One commentator has brought together on one page the interpretations of his fellows in a way that will explain much of the confusion that has arisen out of this passage. He points out that almost uersally the commentators have tried to force the church into the picture that is painted here when, of course, the church is not in view at all. The temple is here figuratively used of the faithful portion of the church of Christ. The command is given to John to measure the temple of God in order to call his attention to the size of the church of God. The altar is again, in the mind of one commentator, the church. The outer court signifies a part of the church of Christ. The Holy City, according to these expositors is always in the Apocalypse the title of the church. The two witnesses represent the elect church of God, says one (embracing both Jew and Christian), and the witness which she bears concerning God, especially in the Old and New Testaments. The twelve hundred and sixty days constitutes the period during which the church although trodden under foot, will not cease to prophesy. Concerning the war of the beast against them we are told, The whole vision is symbolical, and the intention is to convey the idea that the church, in her witness for God, will experience opposition from the power of Satan and so on and on and on. . . . What wonder, when such diverse expressions are forced to mean the same thing, if there be endless confusion. Literalism may not solve every perplexity, but it does not lead into any such inexplicable obscurity as this.8We can avoid much of this mischief by following the Golden Rule of Interpretation. See Temple of God and Tribulation Temple. This Temple is to be contrasted with the temple of God . . . in heaven (Rev. Rev. 11:19+).

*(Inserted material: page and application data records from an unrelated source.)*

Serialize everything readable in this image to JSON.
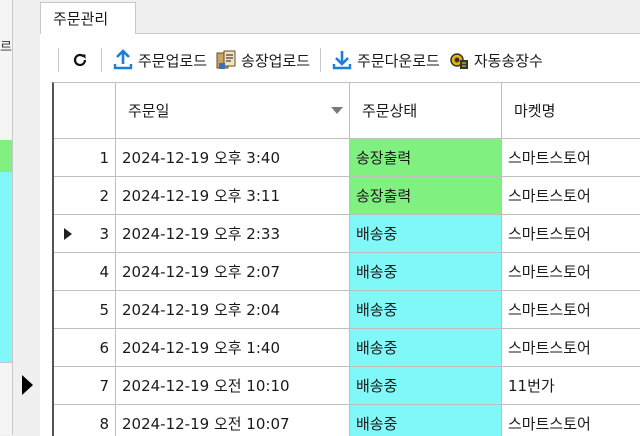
{
  "left_panel": {
    "partial_label": "르"
  },
  "tab": {
    "label": "주문관리"
  },
  "toolbar": {
    "buttons": [
      {
        "label": "",
        "icon": "refresh-icon"
      },
      {
        "label": "주문업로드",
        "icon": "upload-icon"
      },
      {
        "label": "송장업로드",
        "icon": "invoice-upload-icon"
      },
      {
        "label": "주문다운로드",
        "icon": "download-icon"
      },
      {
        "label": "자동송장수",
        "icon": "auto-invoice-icon"
      }
    ]
  },
  "grid": {
    "columns": [
      "",
      "주문일",
      "주문상태",
      "마켓명"
    ],
    "sorted_column": "주문일",
    "status_colors": {
      "송장출력": "#80f080",
      "배송중": "#80f8f8"
    },
    "rows": [
      {
        "no": "1",
        "date": "2024-12-19 오후 3:40",
        "status": "송장출력",
        "market": "스마트스토어"
      },
      {
        "no": "2",
        "date": "2024-12-19 오후 3:11",
        "status": "송장출력",
        "market": "스마트스토어"
      },
      {
        "no": "3",
        "date": "2024-12-19 오후 2:33",
        "status": "배송중",
        "market": "스마트스토어",
        "current": true
      },
      {
        "no": "4",
        "date": "2024-12-19 오후 2:07",
        "status": "배송중",
        "market": "스마트스토어"
      },
      {
        "no": "5",
        "date": "2024-12-19 오후 2:04",
        "status": "배송중",
        "market": "스마트스토어"
      },
      {
        "no": "6",
        "date": "2024-12-19 오후 1:40",
        "status": "배송중",
        "market": "스마트스토어"
      },
      {
        "no": "7",
        "date": "2024-12-19 오전 10:10",
        "status": "배송중",
        "market": "11번가"
      },
      {
        "no": "8",
        "date": "2024-12-19 오전 10:07",
        "status": "배송중",
        "market": "스마트스토어"
      }
    ]
  }
}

The altar was the location where sacrifices were offered. We know that the Tribulation Temple will have an altar because during The 70th Week of Daniel the Antichrist is said to make a covenant which appears to provide, in part, for sacrifices to be offered on such an altar. In opposition to his covenant in the middle of the week he will put a stop to sacrifice and grain offering (Dan. Dan. 9:27b). By being mentioned separately from the Naos (in which was the golden altar of incense) it looks as though the brazen altar of sacrifice was intended. The word will suit either.9
those who worship there

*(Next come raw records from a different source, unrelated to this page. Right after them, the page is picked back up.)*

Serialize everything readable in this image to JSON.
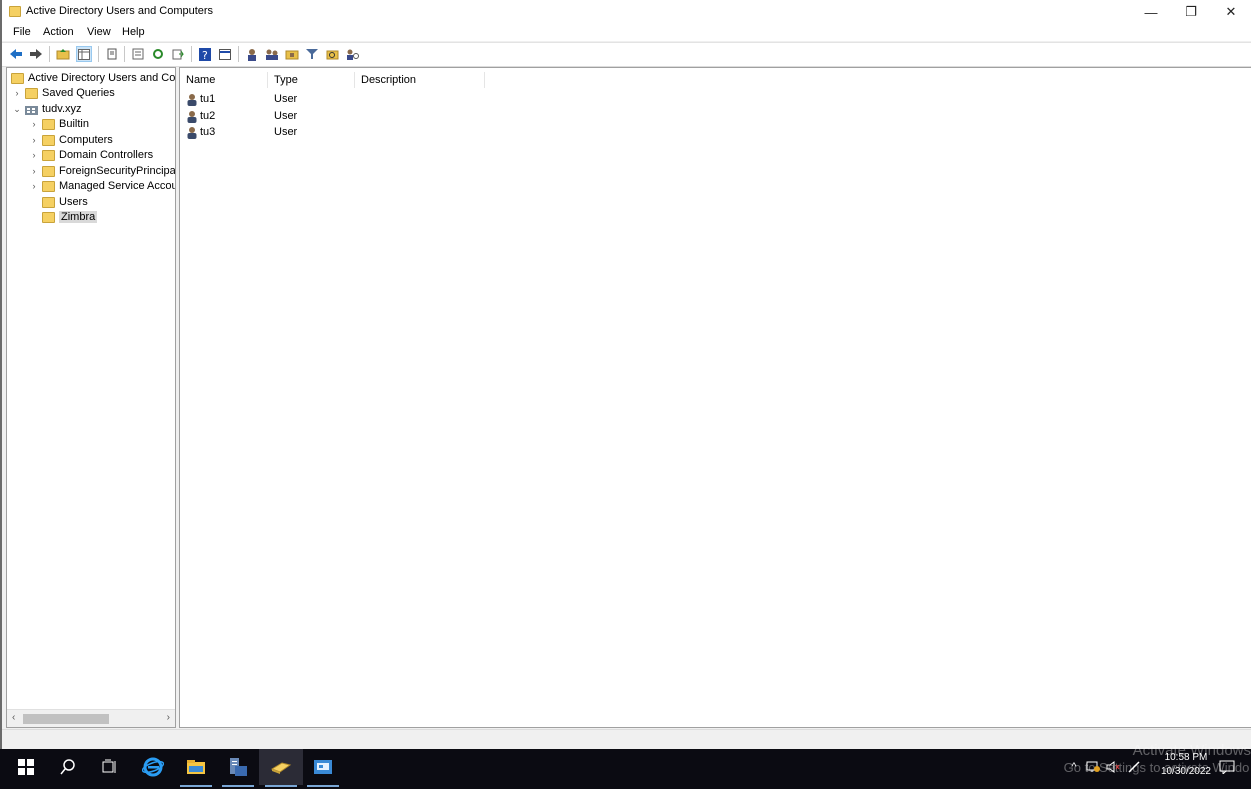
{
  "window": {
    "title": "Active Directory Users and Computers",
    "controls": {
      "minimize": "—",
      "restore": "❐",
      "close": "✕"
    }
  },
  "menu": [
    "File",
    "Action",
    "View",
    "Help"
  ],
  "toolbar_icons": [
    "back-arrow-icon",
    "forward-arrow-icon",
    "up-folder-icon",
    "show-console-tree-icon",
    "properties-icon",
    "export-list-icon",
    "refresh-icon",
    "export-icon",
    "help-icon",
    "console-view-icon",
    "new-user-icon",
    "new-group-icon",
    "new-ou-icon",
    "filter-icon",
    "find-icon",
    "delegate-control-icon"
  ],
  "tree": {
    "root": "Active Directory Users and Com",
    "saved_queries": "Saved Queries",
    "domain": "tudv.xyz",
    "children": [
      "Builtin",
      "Computers",
      "Domain Controllers",
      "ForeignSecurityPrincipals",
      "Managed Service Accour",
      "Users",
      "Zimbra"
    ]
  },
  "list": {
    "columns": [
      "Name",
      "Type",
      "Description"
    ],
    "rows": [
      {
        "name": "tu1",
        "type": "User"
      },
      {
        "name": "tu2",
        "type": "User"
      },
      {
        "name": "tu3",
        "type": "User"
      }
    ]
  },
  "taskbar": {
    "time": "10:58 PM",
    "date": "10/30/2022",
    "watermark_line1": "Activate Windows",
    "watermark_line2": "Go to Settings to activate Windo"
  },
  "colors": {
    "accent": "#0078d7",
    "folder": "#f5d062",
    "taskbar": "#0b0b12"
  }
}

τοὺς προσκυνοῦντας [tous proskynountas] , present tense participle, the ones presently worshiping. At the time of the measurement, worship is in progress. There is an intentional contrast between Johns instructions to measure the ones worshiping in the temple versus to leave out the outer court which is given to the nations. Worship within the temple is recognized by God, whereas the activity of the outer court is dismissed.

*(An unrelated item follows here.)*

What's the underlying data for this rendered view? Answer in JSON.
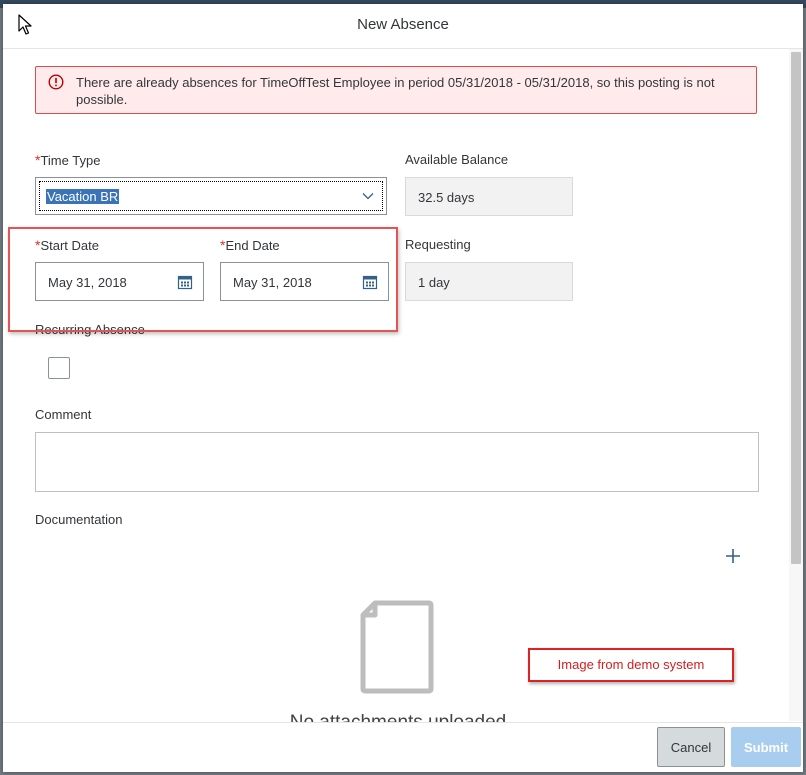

1 John MacArthur, Revelation 1-11 : The MacArthur New Testament Commentary (Chicago, IL: Moody Press, 1999), Rev. 11:1.
4 A figure of speech: Zeugma. The verb measure is by this figure yoked to a second object which does not fit it as equally as the first, for worshippers would not be measured but taken account of.Jerome Smith, The New Treasury of Scripture Knowledge (Nashville, TN: Thomas Nelson Publishers, 1992), Rev. 11:1.
5 Monty S. Mills, Revelations: An Exegetical Study of the Revelation to John (Dallas, TX: 3E Ministries, 1987), Rev. 11:1.